Ever seen or heard of a property clock? Most likely not….. Here’s why it could change how and where you invest:
What is a Property Clock?
This is a property clock which is published monthly by national valuation firm, Herron Todd White (HTW) and is an overall indication of where they believe each market around the country presently sits.
As you can see, 12 o’clock represents the peak of the market and 6pm the bottom, with 3 o’clock and 9 o’clock representing declining or rising markets accordingly. Although a property clock does not provide specific growth or decline figures, it can be used as a guide for where investors could look to invest – or more importantly, where to avoid.
Multiple Property Clock cycles
A word of caution though. HTW issue separate property clocks for houses, units and commercial properties because each of these property types may be performing differently at any given time.
For example, Adelaide offices are shown as ‘approaching bottom of market,’ units are ‘starting recovery’ whereas houses are a ‘rising market.’ Further to this, micro-markets also exist within a State and often perform quite differently – hence in NSW the Far-North Coast, Mid-North Coast and Central Coast are shown at different places on the property clock.
Is My Real Estate Agent Lying?
So why is the local real estate agent talking up how great things are when the media is talking about corrections and declines in the property market? Are these agents just doing the ‘sales routine’ and putting on a brave face to make things seem better than they really are?

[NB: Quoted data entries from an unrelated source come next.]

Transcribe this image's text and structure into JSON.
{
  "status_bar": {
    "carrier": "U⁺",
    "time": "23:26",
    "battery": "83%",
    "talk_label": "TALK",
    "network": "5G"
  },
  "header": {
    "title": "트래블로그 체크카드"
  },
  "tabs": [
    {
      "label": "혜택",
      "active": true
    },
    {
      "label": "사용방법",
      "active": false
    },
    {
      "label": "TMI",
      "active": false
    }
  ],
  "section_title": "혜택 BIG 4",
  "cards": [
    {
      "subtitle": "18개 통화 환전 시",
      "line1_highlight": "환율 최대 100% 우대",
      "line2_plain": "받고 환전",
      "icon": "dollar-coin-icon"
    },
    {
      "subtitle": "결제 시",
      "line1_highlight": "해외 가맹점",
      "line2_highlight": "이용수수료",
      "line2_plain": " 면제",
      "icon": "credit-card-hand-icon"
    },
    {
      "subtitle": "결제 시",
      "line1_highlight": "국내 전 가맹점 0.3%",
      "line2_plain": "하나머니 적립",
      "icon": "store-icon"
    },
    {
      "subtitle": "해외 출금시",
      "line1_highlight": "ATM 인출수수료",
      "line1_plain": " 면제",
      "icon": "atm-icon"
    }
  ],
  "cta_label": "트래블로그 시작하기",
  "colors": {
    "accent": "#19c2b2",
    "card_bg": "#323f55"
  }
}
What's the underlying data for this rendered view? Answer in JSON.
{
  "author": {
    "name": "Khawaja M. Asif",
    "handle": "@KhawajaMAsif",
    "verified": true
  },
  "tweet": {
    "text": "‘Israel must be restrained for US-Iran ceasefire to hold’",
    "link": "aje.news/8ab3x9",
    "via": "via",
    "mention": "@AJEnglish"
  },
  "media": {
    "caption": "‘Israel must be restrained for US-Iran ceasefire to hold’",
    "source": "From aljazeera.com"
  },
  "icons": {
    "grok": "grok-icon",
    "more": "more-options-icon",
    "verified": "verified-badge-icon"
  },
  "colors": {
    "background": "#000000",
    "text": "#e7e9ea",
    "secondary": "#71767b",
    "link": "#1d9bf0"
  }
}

The answer is most likely, no. Sure, real estate agents are not generally considered to be the most ethical people on the planet – in fact, they are consistently voted as one of the least trusted professions, sharing the limelight with politicians, advertising people and used car salesmen! These agents are probably operating in a market that is actually performing well and the media as a whole is reporting only on the country’s largest market, Sydney – which is currently experiencing a general slow-down after a long time in the sunshine.